The user settings table should be used for things like inner filtering, like how old do I want my task list to show me, what color do I want for format rules, etc. Using the lookup/select from the User table is slightly uglier for coding but I think if I could go back I would just use the Lookups(I don’t know the performance implications of using User table vs Settings but I believe Settings is MUCH faster because I have an over abundance of uses of my values from the Settings table and I have been told that the settings table is closer to calling a variable than querying a table).


@Lucinda_Mason @Steve @Mordan74

I initially suggested USERSETTINGS becasue I thought we could set Show? to “off” and then from the app control/reset the settings. But based on this comment…

…I am gathering that once the initial value is saved onto the device it cannot be updated from the app without user intervention? That, I did not know!! So, if that is the need then a custom UserTable would be the way to go.

BY THE WAY, I have some time back, submitted a request for an APPSETTINGS table. The initial thought was for “static” type of settings we might want to use throughout the app. But, based on this discussion, I could see a use for conditional settings as well.

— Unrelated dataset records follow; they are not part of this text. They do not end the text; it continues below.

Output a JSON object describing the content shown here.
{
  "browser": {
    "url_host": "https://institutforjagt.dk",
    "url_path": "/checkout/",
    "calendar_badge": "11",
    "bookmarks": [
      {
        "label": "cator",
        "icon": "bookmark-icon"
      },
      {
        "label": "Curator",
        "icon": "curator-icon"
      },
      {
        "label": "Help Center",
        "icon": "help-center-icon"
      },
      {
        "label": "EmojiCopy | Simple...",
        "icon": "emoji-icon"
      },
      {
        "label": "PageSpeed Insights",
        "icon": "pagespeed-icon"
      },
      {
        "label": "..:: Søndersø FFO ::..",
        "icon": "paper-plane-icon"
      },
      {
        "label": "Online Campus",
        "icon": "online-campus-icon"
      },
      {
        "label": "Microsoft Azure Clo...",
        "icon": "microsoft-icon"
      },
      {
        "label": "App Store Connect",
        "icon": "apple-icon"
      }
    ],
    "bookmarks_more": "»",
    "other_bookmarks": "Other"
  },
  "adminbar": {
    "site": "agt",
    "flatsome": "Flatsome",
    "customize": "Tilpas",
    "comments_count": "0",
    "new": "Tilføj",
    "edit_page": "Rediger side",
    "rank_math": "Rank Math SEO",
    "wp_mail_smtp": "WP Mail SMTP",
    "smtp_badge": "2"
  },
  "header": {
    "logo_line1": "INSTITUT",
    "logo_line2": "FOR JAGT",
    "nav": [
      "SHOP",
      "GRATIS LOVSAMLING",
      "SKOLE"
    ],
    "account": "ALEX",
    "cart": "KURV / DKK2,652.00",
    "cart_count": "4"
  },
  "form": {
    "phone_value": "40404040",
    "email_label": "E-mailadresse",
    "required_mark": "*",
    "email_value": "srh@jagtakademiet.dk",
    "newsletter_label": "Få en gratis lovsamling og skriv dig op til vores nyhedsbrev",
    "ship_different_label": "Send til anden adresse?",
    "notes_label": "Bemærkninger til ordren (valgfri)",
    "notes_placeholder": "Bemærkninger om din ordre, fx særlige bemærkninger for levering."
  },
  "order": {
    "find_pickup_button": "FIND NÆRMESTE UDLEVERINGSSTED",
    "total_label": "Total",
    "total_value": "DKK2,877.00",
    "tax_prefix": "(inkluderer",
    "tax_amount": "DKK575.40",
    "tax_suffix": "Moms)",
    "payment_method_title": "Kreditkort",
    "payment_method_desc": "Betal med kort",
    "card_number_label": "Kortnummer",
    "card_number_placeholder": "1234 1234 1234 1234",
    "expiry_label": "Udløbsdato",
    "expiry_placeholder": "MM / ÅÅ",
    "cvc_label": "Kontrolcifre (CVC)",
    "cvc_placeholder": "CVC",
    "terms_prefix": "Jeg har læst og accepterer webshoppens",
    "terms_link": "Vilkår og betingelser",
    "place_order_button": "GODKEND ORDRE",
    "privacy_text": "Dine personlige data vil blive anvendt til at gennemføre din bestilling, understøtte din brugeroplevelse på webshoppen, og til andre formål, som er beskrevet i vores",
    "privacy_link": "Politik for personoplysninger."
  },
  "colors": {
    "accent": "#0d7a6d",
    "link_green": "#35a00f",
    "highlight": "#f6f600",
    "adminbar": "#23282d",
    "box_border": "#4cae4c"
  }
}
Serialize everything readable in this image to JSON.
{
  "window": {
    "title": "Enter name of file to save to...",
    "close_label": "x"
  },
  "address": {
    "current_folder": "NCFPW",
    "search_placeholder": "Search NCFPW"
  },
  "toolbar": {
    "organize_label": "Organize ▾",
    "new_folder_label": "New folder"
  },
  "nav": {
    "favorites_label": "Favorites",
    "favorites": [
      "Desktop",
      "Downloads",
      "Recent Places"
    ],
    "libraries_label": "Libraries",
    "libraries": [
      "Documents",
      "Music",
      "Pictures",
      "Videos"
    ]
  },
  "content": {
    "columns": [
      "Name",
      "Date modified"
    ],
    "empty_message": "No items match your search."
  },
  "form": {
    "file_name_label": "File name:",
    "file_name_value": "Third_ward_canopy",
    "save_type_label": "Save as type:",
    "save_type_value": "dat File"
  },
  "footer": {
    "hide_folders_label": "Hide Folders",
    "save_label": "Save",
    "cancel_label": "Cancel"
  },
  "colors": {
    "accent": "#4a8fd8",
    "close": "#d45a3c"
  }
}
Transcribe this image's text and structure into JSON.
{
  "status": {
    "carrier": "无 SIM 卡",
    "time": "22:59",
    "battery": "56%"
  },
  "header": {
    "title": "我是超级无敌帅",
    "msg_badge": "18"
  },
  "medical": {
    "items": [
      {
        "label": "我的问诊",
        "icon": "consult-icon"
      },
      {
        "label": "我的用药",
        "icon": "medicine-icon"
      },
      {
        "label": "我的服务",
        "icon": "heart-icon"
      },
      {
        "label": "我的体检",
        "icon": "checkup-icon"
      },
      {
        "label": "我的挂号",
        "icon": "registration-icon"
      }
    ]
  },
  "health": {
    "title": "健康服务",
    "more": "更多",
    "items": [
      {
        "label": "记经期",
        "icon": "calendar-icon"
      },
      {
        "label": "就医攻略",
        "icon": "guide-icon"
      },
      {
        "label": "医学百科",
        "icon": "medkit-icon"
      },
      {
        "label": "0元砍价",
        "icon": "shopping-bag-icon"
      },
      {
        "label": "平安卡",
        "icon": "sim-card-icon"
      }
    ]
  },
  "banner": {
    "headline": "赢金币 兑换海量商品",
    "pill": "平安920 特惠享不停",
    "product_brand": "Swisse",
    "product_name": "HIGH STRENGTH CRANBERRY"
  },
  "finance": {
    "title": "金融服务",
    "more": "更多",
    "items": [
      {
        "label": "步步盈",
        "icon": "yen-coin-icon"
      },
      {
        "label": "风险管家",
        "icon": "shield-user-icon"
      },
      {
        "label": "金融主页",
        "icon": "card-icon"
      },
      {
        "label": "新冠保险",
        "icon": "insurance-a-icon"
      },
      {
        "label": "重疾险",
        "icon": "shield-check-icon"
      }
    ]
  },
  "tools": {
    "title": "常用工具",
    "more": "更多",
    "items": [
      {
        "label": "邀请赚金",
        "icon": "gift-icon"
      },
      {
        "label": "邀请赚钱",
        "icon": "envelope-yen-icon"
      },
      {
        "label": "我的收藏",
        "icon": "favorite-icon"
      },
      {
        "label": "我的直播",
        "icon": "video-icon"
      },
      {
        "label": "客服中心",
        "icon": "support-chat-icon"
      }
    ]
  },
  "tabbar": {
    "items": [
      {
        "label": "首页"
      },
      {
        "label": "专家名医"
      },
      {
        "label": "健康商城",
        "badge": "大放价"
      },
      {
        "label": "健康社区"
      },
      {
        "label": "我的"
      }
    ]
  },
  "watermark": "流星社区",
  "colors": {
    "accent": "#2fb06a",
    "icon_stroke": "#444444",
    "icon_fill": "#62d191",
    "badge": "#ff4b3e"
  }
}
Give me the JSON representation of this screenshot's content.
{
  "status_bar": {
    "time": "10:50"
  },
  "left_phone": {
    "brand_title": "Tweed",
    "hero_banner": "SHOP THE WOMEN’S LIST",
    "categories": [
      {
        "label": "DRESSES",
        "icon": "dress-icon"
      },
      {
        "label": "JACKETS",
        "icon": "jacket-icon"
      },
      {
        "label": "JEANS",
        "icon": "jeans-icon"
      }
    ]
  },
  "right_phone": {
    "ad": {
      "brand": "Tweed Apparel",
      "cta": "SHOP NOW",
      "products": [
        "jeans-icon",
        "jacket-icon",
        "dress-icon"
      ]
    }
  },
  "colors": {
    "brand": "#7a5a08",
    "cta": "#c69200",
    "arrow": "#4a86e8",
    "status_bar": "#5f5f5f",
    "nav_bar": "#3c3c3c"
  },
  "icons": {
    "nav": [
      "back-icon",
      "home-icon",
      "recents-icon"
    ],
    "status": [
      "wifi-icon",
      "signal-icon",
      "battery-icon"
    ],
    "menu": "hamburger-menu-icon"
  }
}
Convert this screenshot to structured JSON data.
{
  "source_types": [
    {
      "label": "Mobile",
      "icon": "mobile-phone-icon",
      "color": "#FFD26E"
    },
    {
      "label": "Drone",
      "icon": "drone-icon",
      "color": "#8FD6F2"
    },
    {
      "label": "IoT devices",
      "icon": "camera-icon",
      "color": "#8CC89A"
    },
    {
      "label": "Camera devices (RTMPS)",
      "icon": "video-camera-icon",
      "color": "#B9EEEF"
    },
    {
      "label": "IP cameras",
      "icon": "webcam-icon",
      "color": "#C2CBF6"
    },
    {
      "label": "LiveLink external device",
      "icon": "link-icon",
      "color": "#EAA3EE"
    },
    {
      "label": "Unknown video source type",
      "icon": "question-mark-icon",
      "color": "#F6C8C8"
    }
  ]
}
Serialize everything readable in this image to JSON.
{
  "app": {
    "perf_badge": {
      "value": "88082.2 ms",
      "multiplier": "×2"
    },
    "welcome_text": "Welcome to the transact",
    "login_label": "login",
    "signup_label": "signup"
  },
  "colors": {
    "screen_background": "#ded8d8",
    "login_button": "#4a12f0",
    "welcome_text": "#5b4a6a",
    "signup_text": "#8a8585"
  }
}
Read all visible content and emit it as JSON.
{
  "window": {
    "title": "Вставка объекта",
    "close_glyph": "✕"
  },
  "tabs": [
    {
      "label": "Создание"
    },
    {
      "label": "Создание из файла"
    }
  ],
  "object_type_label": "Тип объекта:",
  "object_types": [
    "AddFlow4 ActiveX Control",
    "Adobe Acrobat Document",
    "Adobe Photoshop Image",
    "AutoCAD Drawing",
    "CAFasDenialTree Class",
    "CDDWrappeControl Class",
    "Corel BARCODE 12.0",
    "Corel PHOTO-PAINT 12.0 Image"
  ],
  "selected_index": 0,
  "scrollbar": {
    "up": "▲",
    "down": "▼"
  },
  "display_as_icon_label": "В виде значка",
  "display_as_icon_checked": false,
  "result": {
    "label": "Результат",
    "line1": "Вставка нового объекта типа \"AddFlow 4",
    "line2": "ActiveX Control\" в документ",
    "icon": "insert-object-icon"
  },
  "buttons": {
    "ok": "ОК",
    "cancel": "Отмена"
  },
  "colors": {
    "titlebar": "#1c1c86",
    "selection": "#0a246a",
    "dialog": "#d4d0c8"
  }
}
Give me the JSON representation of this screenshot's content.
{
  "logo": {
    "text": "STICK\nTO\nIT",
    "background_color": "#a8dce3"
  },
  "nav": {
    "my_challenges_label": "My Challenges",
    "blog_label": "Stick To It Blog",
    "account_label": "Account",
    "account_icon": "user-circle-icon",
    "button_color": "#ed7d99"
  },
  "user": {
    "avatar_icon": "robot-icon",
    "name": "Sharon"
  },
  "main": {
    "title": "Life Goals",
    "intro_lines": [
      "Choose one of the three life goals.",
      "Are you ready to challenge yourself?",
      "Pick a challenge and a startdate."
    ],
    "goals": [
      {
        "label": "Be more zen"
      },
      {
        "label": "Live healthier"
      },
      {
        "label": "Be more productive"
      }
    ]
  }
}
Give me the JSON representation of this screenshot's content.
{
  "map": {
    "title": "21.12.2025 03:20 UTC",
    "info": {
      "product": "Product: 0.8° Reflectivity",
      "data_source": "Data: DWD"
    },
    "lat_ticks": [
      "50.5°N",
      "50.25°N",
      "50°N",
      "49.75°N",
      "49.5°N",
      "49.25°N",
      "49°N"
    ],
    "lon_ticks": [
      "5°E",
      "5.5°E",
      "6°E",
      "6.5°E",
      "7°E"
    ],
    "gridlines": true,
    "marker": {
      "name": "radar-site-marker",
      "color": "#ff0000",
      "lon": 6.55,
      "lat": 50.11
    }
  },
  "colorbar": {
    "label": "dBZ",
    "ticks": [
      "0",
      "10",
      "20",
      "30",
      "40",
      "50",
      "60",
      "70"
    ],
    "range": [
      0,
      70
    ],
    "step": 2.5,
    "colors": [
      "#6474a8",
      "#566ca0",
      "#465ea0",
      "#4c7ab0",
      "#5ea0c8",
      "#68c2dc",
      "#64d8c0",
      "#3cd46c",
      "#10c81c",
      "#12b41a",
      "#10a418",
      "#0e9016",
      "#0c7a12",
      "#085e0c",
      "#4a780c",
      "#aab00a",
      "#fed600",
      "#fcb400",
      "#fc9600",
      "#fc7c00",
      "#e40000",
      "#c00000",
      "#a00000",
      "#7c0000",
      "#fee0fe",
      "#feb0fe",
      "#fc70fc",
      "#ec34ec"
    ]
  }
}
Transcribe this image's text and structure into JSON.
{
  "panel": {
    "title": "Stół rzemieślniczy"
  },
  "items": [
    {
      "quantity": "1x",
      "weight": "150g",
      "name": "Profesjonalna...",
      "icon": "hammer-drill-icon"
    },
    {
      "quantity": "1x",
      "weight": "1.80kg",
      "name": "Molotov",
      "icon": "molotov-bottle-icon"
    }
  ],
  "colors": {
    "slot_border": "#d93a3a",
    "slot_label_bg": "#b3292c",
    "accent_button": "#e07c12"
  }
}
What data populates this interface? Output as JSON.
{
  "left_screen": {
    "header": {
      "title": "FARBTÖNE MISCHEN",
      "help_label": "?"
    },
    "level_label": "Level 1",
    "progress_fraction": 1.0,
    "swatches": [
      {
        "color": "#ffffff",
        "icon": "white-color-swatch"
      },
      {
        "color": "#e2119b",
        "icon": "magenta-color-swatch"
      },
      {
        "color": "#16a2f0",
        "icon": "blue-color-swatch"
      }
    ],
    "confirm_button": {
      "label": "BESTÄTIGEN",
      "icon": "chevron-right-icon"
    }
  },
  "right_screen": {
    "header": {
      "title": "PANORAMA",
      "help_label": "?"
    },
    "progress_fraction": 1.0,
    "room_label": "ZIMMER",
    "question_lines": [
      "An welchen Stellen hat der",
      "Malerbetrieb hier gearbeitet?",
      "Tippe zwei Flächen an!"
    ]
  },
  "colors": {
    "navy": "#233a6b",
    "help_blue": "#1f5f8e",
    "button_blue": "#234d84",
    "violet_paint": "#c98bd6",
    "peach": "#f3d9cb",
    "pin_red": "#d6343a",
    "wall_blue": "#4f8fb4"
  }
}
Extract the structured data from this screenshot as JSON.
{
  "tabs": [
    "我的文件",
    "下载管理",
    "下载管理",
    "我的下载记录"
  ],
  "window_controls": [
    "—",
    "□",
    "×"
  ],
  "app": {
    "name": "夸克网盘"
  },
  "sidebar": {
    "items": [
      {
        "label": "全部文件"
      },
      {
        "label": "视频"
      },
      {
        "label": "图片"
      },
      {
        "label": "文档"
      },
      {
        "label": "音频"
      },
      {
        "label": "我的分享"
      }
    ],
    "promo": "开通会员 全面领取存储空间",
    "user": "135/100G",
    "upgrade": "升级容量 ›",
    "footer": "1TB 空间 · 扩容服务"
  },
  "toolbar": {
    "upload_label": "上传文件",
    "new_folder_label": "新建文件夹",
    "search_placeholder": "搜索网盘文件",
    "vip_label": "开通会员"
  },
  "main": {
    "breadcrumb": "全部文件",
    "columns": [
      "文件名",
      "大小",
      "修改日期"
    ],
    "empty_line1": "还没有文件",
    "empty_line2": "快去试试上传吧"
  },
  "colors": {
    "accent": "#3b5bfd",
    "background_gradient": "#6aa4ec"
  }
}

Please check out the Feature Request, add comments and vote it up!


This gave me enough to head in the right direction.
I created a UserTable and created columns for IsSomeRole, Yes/No. Then create something like any(select(UserTable[IsAdmin],([UserEmail]=USEREMAIL())))=Y
Obviously users have to sign in but this gives me the ability to stop editing, showing at the record level, add, edit, delete at the action level and just show at the view level.
It works perfectly.